Nov 5, 2013

It's Tough To Get On SSI Child's Benefits

     The Philadelphia Inquirer has an article on the Supplemental Security Income (SSI) child's benefit program. Despite what you've heard, it's tough to get on benefits. How tough? So tough that most Social Security attorneys refuse to take on any SSI child case.


Anonymous said...

This child's claim was denied because she is not disabled. As far as living in poverty, her father needs to get 2 jobs. Laid off from a fast food job? The fast food industry is hiring, not laying off - unless you are not a hard worker. Parents, support your own children. I did!

Anonymous said...

Why would an attorney or rep refuse a child who is deserving?

In my experience with the program, I would agree its tough to get approved. However, parents who had children with legitimate conditions and had docent action from medical professionals got approved at a much higher rate. Unfortunately, at least in my area, the average SSI children's interview goes like this:

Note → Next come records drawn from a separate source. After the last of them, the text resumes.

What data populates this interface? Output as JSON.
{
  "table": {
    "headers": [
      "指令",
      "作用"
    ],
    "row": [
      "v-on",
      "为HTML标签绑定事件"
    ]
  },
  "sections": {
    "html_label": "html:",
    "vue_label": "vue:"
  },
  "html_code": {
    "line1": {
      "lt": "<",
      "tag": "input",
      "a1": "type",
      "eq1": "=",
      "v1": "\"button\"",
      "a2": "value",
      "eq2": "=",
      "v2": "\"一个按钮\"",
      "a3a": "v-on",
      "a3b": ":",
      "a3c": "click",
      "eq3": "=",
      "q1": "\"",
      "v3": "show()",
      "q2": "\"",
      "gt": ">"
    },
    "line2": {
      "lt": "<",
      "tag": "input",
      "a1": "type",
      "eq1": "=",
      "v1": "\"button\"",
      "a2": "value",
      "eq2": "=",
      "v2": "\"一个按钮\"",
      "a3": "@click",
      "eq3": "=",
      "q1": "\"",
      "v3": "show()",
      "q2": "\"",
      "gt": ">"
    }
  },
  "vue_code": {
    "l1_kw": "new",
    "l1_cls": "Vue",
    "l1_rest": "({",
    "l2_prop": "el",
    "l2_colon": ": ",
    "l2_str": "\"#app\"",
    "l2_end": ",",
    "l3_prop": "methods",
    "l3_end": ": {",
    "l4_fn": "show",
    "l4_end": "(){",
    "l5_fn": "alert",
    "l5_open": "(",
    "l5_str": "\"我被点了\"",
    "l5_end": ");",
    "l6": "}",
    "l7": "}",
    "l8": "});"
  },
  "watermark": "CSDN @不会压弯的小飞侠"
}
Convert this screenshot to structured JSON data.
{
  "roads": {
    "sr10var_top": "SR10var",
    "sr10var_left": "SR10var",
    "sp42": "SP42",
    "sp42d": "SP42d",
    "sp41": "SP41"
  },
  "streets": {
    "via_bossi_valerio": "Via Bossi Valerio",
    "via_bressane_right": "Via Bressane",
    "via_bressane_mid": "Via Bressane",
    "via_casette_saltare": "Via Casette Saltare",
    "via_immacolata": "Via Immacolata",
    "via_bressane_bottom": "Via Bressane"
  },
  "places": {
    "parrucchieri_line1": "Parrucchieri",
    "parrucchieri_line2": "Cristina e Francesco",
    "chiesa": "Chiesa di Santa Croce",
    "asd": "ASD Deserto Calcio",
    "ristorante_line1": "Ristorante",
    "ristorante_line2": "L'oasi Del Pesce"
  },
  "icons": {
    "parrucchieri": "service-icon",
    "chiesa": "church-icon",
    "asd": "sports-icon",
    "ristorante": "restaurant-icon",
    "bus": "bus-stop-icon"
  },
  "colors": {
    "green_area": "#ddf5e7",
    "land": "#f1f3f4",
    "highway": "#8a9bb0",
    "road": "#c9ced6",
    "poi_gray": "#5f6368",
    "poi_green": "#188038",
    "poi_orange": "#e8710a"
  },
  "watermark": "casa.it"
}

Q: What's the child's medical condition?
A: ADHD or learning disability or lead poisoning

Q: when were they diagnosed?
A: I don't know. He/she was born like that.

And then it continues to go downhill from there. Despite having insurance for the child (usually 95% of the time) there is usually no documentation. Then you either have the patent refusing medication for the kid or trying every medication out there. All of this to get $710.00 per month? And let's not forget, most families consist of single mothers, no education, no job and 2-4 kids. When one kids gets approved, then you get applications for ALL the other kids to try and "bolster" that household income.

It should be hard to get on SSI. What really gets me is that there are so many frivolous claims filed, it really muddies the waters for the deserving. That's what is really sad.

Peter said...

I always understood part of the issue with SSI claims was a lack of financial incentive (benefits only accrue from the app date, for starters). Do the attorneys you reference who reject all child SSI cases accept any adult SSI-only (non-concurrent) cases?

Anonymous said...

@ 11:53.

You're mostly right, the "pot" from which the 25% can be taken is considerably smaller for child SSI as they typically don't get the full SSI amount available to adults. Couple that with the relative lack of evidence in most cases (aka, lack of merit in the claim) leads most attorneys to choose not to play the numbers games with child SSI as it simply doesn't pay off.

In other words, lower success rate times lower ultimate fee results in a decision to turn down those type of cases. But those same attorneys will go on and on about how they are doing all they can to help people in bad situations.

Anonymous said...

I agree with a lot of what's been said here. Reps don't take kid cases because there are no significant back benefits and because a kid's case that needs a rep at the hearing level is a loser, statistically speaking

Anonymous said...

We don't take children's cases. The few calls we get about them we don't take. The unit cost of adding the part to our practice just doesn't make economic sense.

Anonymous said...

Great article. I have been repping child's cases for years but still learned something. Especially the fact that 2/3 of SSI cases are mental.

I see the points of all the above arguments. Usually there are only 2 ways to win child's cases 1. meet/equal a listing 2. the 6 domains.

I understand the financial difficulty of taking a child's case. Luckily my firm takes them but most of the time it is very hard to win.

To Anon 9:20, it is very easy to say all parents should have the resources to take care of a child. But with a severe child disability (e.g. autism, cancer, etc.), even rich parents need help. It usually takes a village.

Anonymous said...

Why would you have children if you can't dare for them? I can see one child, things happen and I'm not for aborting a baby just because. The problem is, why have 2 or 3 or 4 or 8 ( I've seen it - rare but 8 kids, 5 plus the mother got SSI). That's $4,260/mo and $51,120/yr - not taxed. I'm not for throwing them out, but their needs to at least be a household cap!

Anonymous said...

We completely stopped taking child's SSI cases a few years ago and we took very few for years before that.

Fortunately, a young but experienced Social Security attorney in our area is starting her own practice and does take these cases. We now refer all calls to her and the parents calling are grateful for the referral.

Anyone willing to take on child's cases would not have any problem getting business. Just let other practitioners in your area know you will take these cases and they will refer all these cases to you.

Anonymous said...

The complexity of the child disability standard makes it difficult for the average unrepresented parent to know if they have a legitimate claim when they file. Indeed, for all but the most obvious cases, it takes a fair amount of digging before a rep or an SSA adjudicator can know if a kids' SSI claim has significant merit. That being the case, there is no easy shortcut.

I can see why the private bar shies away from these cases, given they are likely to have to write off a lot of uncompensated time spent evaluating and developing evidence for the relatively larger number of claims that don't pan out in the end. With fewer private attorneys available to help develop the evidence in such cases, it shifts a significant burden onto SSA and DDS staff, who are already quite busy.